**TASK PROMPT**
Apart from the pictures, every line below needs to be reproduced verbatim.

**TASK INPUT**
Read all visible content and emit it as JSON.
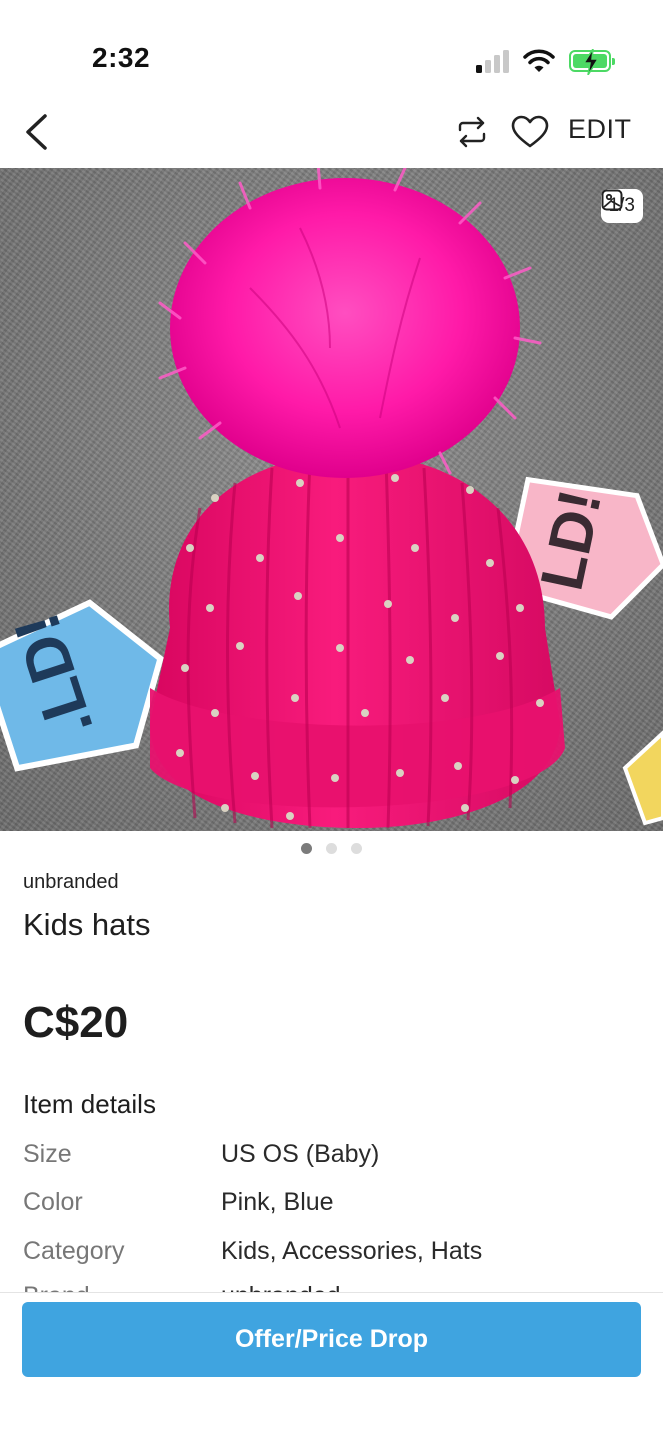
{
  "status_bar": {
    "time": "2:32"
  },
  "nav": {
    "edit_label": "EDIT"
  },
  "image": {
    "counter": "1/3",
    "current_index": 1,
    "total_images": 3
  },
  "listing": {
    "brand": "unbranded",
    "title": "Kids hats",
    "price": "C$20"
  },
  "item_details": {
    "heading": "Item details",
    "rows": [
      {
        "label": "Size",
        "value": "US OS (Baby)"
      },
      {
        "label": "Color",
        "value": "Pink, Blue"
      },
      {
        "label": "Category",
        "value": "Kids, Accessories, Hats"
      },
      {
        "label": "Brand",
        "value": "unbranded"
      }
    ]
  },
  "actions": {
    "offer_label": "Offer/Price Drop"
  },
  "colors": {
    "accent": "#3fa4e0",
    "battery_green": "#4cd964",
    "hat_pink": "#f0167a",
    "pompom_pink": "#ff1aa8"
  }
}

**RESULT OF THIS TASK**
Read all visible content and emit it as JSON.
{
  "status_bar": {
    "time": "2:32"
  },
  "nav": {
    "edit_label": "EDIT"
  },
  "image": {
    "counter": "1/3",
    "current_index": 1,
    "total_images": 3
  },
  "listing": {
    "brand": "unbranded",
    "title": "Kids hats",
    "price": "C$20"
  },
  "item_details": {
    "heading": "Item details",
    "rows": [
      {
        "label": "Size",
        "value": "US OS (Baby)"
      },
      {
        "label": "Color",
        "value": "Pink, Blue"
      },
      {
        "label": "Category",
        "value": "Kids, Accessories, Hats"
      },
      {
        "label": "Brand",
        "value": "unbranded"
      }
    ]
  },
  "actions": {
    "offer_label": "Offer/Price Drop"
  },
  "colors": {
    "accent": "#3fa4e0",
    "battery_green": "#4cd964",
    "hat_pink": "#f0167a",
    "pompom_pink": "#ff1aa8"
  }
}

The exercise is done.